My own PhD work I found to be learning more and more about less and less. I was so disappointed in the narrow confines of my PhD program that I never used the term Doctor as a self- description. In fact, I often shared with my students the idea that the PhD was actually a degree in ignorance. By this I mean that the more I learned the more I realized how ignorant I was.

For me and many of my colleagues our job as teachers was to broaden our students, not narrow them. Perhaps Henry Bagish represented this broadening of students best by the wide travels he and his family undertook to bring a constant variety of lifestyles and cultures into his classroom. From the Dani People of Ne w Guinea to the many tribes of Africa, Henry brought real life experiences to his students. Taking a leaf from Henry’s emphasis on travel as a way of broadening his students, I held an open meeting each semester for any students interested in traveling the world on the cheap. One of my greatest travel thrills was meeting a Dani warrior in New Guinea who had known Henry Bagish and his family while they were visiting his village. His remembrances of the Bagish family were filled with great enthusiasm and caring. He sent a number of his handmade arrows home with me to give to Henry.

Over the years there were many more outstanding colleagues teaching at SBCC whom I failed to mention. Be that as it may, students attending SBCC are very fortunate and I am proud and humbled by working with such great people at such a great institution.

One thought on “Frank Cox

  1. Dr. Cox:

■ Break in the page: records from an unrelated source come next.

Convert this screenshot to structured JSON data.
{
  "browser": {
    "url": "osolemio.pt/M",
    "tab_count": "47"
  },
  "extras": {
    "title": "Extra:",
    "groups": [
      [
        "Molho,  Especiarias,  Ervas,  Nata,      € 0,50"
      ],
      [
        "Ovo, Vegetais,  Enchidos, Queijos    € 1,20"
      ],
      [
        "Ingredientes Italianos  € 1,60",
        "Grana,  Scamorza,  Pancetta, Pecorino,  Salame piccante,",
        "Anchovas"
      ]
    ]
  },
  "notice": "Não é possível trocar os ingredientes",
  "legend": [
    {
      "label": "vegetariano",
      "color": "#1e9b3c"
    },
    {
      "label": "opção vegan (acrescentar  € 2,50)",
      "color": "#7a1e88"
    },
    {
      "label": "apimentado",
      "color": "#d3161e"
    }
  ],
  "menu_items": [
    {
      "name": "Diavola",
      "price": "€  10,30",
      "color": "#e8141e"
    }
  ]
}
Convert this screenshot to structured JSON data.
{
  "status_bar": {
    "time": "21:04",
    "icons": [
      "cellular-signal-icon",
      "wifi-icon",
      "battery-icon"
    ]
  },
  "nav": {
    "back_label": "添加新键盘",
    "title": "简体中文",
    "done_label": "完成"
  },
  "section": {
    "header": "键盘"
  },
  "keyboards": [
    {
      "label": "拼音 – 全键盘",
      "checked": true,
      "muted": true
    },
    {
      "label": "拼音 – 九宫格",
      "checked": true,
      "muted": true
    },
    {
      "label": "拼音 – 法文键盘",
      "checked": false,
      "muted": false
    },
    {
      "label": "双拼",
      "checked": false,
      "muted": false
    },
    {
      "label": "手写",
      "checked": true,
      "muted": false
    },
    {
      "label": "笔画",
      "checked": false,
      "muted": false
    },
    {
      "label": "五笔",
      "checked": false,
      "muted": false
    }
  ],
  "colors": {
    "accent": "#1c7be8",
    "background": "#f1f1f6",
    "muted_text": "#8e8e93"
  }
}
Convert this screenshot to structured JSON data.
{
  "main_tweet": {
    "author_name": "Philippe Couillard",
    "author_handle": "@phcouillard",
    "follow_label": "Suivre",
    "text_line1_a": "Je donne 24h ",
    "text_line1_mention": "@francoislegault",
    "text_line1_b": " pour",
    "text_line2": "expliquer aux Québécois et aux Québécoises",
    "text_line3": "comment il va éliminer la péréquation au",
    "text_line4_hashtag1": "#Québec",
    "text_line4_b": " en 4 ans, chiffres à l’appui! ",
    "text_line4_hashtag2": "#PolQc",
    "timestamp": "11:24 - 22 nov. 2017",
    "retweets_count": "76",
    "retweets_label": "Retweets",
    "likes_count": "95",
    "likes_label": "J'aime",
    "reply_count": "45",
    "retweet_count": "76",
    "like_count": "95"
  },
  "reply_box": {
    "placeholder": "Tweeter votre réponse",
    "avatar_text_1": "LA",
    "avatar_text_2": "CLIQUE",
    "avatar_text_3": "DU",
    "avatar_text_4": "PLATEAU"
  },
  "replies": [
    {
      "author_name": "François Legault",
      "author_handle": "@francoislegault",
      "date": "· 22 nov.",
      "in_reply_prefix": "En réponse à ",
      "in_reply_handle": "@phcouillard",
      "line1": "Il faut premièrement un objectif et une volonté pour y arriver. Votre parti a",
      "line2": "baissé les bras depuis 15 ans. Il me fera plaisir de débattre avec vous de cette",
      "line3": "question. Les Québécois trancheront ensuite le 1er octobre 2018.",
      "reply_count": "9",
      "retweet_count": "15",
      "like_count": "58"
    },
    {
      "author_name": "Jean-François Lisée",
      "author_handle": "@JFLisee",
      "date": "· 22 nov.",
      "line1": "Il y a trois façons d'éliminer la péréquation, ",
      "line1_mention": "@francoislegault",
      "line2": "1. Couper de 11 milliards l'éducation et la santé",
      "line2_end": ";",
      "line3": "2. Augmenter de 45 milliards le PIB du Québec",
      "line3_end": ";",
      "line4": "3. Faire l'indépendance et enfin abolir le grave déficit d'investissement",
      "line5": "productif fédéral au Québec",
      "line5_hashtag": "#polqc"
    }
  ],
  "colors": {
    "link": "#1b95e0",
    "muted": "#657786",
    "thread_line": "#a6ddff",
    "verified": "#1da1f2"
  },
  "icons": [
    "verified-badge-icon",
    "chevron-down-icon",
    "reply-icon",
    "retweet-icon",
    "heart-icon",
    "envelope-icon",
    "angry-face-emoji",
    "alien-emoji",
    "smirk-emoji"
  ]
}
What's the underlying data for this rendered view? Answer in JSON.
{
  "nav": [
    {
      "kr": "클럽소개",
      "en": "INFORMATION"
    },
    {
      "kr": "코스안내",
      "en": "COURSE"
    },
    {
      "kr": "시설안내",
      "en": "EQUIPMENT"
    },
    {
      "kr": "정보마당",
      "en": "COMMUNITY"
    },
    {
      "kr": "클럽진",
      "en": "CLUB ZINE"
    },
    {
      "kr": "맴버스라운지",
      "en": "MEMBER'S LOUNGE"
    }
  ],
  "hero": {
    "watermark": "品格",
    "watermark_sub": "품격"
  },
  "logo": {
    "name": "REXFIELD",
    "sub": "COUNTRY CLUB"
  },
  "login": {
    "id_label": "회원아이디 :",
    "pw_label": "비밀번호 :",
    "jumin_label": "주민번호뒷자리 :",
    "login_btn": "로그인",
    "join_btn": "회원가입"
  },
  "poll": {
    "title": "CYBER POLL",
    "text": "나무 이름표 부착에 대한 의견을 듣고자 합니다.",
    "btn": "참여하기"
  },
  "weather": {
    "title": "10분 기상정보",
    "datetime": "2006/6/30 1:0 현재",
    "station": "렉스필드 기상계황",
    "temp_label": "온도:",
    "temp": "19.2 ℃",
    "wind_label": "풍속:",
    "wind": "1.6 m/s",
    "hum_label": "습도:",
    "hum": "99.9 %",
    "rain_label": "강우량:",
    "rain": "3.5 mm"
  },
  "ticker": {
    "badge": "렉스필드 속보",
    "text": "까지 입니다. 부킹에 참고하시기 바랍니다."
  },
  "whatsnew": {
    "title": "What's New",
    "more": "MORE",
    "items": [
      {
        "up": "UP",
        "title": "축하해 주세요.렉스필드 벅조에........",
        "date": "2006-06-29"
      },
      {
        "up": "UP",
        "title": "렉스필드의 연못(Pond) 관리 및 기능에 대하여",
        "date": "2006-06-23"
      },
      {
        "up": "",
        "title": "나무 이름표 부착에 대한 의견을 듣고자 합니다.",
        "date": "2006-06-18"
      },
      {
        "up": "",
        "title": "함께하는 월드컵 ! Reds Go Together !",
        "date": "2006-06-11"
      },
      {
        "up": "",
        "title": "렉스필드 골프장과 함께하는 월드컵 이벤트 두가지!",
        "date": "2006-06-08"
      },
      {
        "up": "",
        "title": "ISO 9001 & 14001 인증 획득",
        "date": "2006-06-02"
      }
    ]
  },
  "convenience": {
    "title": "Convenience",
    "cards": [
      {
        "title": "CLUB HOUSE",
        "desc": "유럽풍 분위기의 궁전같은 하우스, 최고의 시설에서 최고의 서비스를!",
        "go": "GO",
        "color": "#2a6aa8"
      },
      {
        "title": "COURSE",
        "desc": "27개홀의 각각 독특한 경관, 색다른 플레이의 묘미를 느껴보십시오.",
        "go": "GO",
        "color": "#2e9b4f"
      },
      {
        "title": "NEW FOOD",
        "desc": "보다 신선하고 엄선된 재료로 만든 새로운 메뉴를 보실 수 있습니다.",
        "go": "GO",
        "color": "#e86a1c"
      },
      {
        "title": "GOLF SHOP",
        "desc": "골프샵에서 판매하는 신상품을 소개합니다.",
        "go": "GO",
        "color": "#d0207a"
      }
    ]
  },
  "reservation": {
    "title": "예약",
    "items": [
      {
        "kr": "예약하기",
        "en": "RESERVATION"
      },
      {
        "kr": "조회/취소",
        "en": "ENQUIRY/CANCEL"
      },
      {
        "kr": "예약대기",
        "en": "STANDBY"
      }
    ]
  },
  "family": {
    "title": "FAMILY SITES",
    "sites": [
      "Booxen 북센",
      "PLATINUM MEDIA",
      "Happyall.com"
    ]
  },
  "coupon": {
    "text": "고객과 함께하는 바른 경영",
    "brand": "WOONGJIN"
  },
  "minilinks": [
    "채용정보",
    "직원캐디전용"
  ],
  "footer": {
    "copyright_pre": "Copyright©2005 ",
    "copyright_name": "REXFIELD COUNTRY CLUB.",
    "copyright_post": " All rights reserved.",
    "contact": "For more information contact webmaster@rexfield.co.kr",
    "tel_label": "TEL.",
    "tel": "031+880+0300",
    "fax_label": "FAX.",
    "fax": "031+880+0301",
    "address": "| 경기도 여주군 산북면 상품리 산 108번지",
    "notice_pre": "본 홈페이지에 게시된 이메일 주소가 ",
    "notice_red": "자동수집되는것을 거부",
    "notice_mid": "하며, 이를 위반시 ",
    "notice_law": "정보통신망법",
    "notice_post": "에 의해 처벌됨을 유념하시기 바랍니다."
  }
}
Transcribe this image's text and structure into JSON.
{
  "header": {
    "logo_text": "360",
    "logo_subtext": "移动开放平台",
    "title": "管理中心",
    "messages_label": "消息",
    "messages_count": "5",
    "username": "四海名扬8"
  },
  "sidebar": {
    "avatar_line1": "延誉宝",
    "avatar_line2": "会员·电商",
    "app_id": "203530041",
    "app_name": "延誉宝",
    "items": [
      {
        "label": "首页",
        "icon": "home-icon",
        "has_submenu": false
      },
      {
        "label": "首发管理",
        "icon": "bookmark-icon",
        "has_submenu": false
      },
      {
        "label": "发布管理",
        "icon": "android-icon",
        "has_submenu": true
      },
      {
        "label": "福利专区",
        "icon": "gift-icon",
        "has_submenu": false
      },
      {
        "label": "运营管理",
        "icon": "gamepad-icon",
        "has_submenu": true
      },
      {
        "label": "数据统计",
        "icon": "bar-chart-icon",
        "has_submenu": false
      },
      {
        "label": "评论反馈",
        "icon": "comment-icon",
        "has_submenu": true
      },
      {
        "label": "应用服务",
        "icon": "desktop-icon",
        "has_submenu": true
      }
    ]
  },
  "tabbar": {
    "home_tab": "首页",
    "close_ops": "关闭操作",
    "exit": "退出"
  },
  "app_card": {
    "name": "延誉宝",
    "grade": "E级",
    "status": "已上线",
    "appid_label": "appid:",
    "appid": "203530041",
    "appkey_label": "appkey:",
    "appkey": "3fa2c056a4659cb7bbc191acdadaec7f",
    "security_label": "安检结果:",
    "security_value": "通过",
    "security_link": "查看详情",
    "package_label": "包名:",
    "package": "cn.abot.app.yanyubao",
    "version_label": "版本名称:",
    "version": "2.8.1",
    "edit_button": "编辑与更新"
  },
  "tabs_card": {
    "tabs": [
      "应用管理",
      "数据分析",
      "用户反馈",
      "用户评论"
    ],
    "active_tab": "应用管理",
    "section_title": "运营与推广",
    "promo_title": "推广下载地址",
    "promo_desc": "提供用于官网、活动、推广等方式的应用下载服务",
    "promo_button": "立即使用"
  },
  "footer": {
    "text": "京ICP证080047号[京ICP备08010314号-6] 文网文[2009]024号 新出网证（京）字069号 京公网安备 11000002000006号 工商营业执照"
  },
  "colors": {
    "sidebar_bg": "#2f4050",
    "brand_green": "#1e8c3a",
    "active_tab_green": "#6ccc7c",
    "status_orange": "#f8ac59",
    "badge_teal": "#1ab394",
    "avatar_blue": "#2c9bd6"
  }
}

    You were my psychology instructor a Glendale College and a main reason I decided to make psychology my major. I subsequently transferred to the University of Redlands and then to Berkeley for graduate work in industrial/organizational psychology. I left grad school after two years and subsequently made a modest career in applied psychometrics. I am now retired in Colorado (Fort Collins area) where I do pretty much what I please, study some history and mathematics, remain physically active, push my political causes, and pester my daughter in CA whenever possible.

    I’m writing to say thank you for having been such an outstanding role model for me at a transitional point in my life. You were an inspiring teacher outside of the typical mold – standing on your desk to make a point, for example! I’ve always remembered your discussion about conformity (I recall that at the time we had the incident of a group of persons each following the herd in a trashing of automobiles). Another thing I remember well was your telling the class something about your grandfather and his passing. His having everything in perfect order at the time of his death impressed me greatly as regards independence and respect for others. I committed then to follow his example.

    In addition to introductory psychology, you got me to realize that one’s life continually offers choices and that each of us can and should make thoughtful efforts to define him/herself effectively. Seems obvious now, but it definitely was not obvious to me then. Seems easy, but has not always been. It’s my opinion that too few Americans have received this lesson.

    I was in Glendale about a month ago and walked the old campus. It’s an impressive-looking community college, grown but with many of the same old buildings and classrooms (and the tennis courts look great!). I hope that it continues to be a pivot point for young people, as it was for me.

    Thanks again for being one of my life’s important persons!

    Eric Werner

Comments are closed.